[Dataset entries]
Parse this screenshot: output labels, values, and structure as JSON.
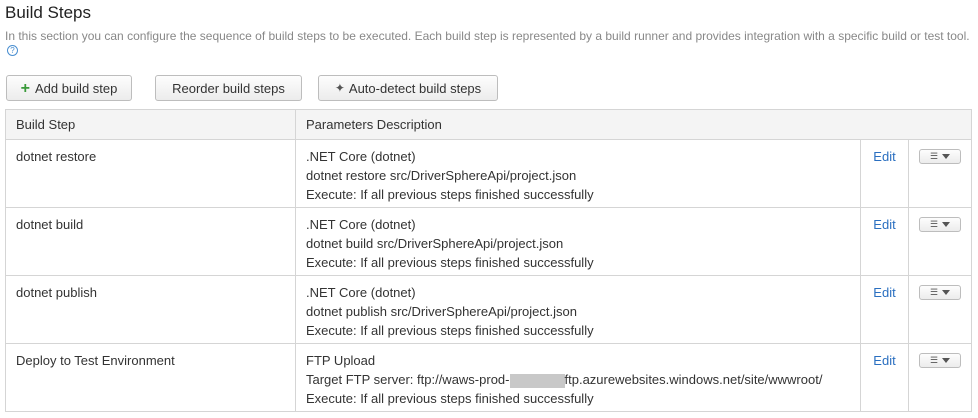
{
  "page": {
    "title": "Build Steps",
    "description": "In this section you can configure the sequence of build steps to be executed. Each build step is represented by a build runner and provides integration with a specific build or test tool."
  },
  "toolbar": {
    "add_label": "Add build step",
    "reorder_label": "Reorder build steps",
    "autodetect_label": "Auto-detect build steps"
  },
  "table": {
    "headers": {
      "step": "Build Step",
      "params": "Parameters Description"
    },
    "edit_label": "Edit",
    "rows": [
      {
        "name": "dotnet restore",
        "runner": ".NET Core (dotnet)",
        "detail": "dotnet restore src/DriverSphereApi/project.json",
        "execute": "Execute: If all previous steps finished successfully"
      },
      {
        "name": "dotnet build",
        "runner": ".NET Core (dotnet)",
        "detail": "dotnet build src/DriverSphereApi/project.json",
        "execute": "Execute: If all previous steps finished successfully"
      },
      {
        "name": "dotnet publish",
        "runner": ".NET Core (dotnet)",
        "detail": "dotnet publish src/DriverSphereApi/project.json",
        "execute": "Execute: If all previous steps finished successfully"
      },
      {
        "name": "Deploy to Test Environment",
        "runner": "FTP Upload",
        "detail_prefix": "Target FTP server: ftp://waws-prod-",
        "detail_suffix": "ftp.azurewebsites.windows.net/site/wwwroot/",
        "execute": "Execute: If all previous steps finished successfully"
      }
    ]
  },
  "icons": {
    "help": "help-circle-icon",
    "add": "plus-icon",
    "autodetect": "magic-wand-icon",
    "menu": "list-icon",
    "caret": "caret-down-icon"
  },
  "colors": {
    "link": "#2a6fc0",
    "plus": "#3a9a3a",
    "help": "#4a8fd1"
  }
}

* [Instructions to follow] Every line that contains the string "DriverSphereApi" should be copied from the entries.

* [Solution]
        "detail": "dotnet restore src/DriverSphereApi/project.json",
        "detail": "dotnet build src/DriverSphereApi/project.json",
        "detail": "dotnet publish src/DriverSphereApi/project.json",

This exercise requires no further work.